■ **TRY IT**:
From the data below, return each line in which the string "this" is found.

-- SUPPLIED MATERIAL follows --

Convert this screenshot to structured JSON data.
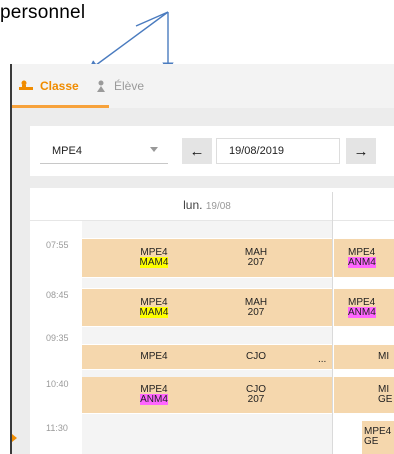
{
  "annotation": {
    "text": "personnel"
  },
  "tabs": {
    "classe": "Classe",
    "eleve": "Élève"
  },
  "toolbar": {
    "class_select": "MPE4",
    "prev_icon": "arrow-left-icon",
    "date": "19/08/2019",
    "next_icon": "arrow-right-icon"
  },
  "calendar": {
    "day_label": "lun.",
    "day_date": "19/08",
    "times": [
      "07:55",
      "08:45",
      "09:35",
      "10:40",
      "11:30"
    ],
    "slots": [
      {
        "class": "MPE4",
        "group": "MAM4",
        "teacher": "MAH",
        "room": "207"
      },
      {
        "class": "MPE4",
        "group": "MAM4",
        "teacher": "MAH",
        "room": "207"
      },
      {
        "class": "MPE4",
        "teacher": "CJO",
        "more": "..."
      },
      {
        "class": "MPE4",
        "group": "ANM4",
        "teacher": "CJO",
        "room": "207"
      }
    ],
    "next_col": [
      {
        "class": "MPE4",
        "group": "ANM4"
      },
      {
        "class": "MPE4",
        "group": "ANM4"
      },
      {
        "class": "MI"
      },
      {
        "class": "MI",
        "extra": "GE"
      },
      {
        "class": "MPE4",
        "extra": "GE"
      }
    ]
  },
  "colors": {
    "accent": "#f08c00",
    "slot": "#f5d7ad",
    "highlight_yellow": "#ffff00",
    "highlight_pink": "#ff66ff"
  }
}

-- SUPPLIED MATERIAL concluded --
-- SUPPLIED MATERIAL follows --

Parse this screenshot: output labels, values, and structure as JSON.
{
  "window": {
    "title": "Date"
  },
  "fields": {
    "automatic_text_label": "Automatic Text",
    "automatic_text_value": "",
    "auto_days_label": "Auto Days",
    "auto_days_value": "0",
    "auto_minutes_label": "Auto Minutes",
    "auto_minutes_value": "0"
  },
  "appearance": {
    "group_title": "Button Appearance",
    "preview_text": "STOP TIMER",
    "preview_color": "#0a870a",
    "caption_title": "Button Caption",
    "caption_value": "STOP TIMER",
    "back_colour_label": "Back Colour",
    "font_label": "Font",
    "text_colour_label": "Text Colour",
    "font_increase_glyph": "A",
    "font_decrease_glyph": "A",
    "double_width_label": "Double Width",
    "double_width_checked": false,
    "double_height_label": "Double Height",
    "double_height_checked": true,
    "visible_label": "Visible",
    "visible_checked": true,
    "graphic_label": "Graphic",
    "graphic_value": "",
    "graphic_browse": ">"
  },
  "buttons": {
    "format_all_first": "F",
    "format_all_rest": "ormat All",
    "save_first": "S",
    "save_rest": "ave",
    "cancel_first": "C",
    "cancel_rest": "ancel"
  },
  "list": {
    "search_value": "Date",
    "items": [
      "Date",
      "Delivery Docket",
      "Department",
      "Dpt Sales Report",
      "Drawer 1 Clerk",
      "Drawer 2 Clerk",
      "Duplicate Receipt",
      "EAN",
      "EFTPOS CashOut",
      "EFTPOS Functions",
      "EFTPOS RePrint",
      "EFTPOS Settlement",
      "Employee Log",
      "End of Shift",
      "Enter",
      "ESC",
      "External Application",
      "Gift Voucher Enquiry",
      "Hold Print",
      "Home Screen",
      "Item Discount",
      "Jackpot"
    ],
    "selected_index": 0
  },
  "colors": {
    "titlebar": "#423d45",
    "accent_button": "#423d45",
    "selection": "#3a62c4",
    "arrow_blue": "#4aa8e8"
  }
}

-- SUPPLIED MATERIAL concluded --

■ **REPLY**:
Convert this screenshot to structured JSON data.
Parse this screenshot: output labels, values, and structure as JSON.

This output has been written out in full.